MANNING, S. & SYDOW, J. 2011. Projects, paths, and practices: sustaining and leveraging project-based relationships. Industrial and Corporate Change, 20(5):1369-1402. [ Links ]
MAURER, I. 2010. How to build trust in inter-organizational projects: the impact of project staffing and project rewards on the formation of trust, knowledge acquisition and product innovation. International Journal of Project Management, 28(7):629-637. [ Links ]
PRENCIPE, A. & TELL, F. 2001. Inter-project learning: processes and outcomes of knowledge codification in project-based firms. Research Policy, 30(9):1373-1394. [ Links ]
RAAB, J., SOETERS, J., VAN FENEMA, P.C. & DE WAARD, E.J. 2009. Structure in temporary organizations. In: Kenis, P., Janowicz-Panjaitan, M.K. & Cambré, B. (eds.) Temporary organizations: prevalence, logic and effectiveness. Cheltenham: Edward Elgar:171-200. [ Links ]
SORENSON, O. & WAGUESPACK, D.M. 2006. Social structure and exchange: self-confirming dynamics in Hollywood. Administrative Science Quarterly, 51(4):560-589. [ Links ]
SYDOW, J., LINDKVIST, L. & DEFILLIPPI, R. 2004. Project-based organizations, embeddedness and repositories of knowledge: Editorial. Organization Studies, 25(9):1475-1489. [ Links ]

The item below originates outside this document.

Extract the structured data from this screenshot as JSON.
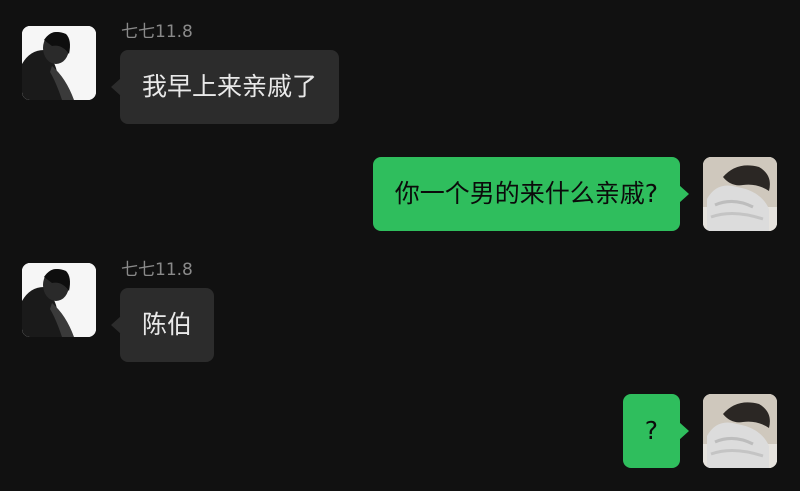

WINTER, M., SMITH, C., MORRIS, P. & CICMIL, S. 2006. Directions for future research in project management: the main findings of a UK government-funded research network. International Journal of Project Management, 24(8):638-649. [ Links ]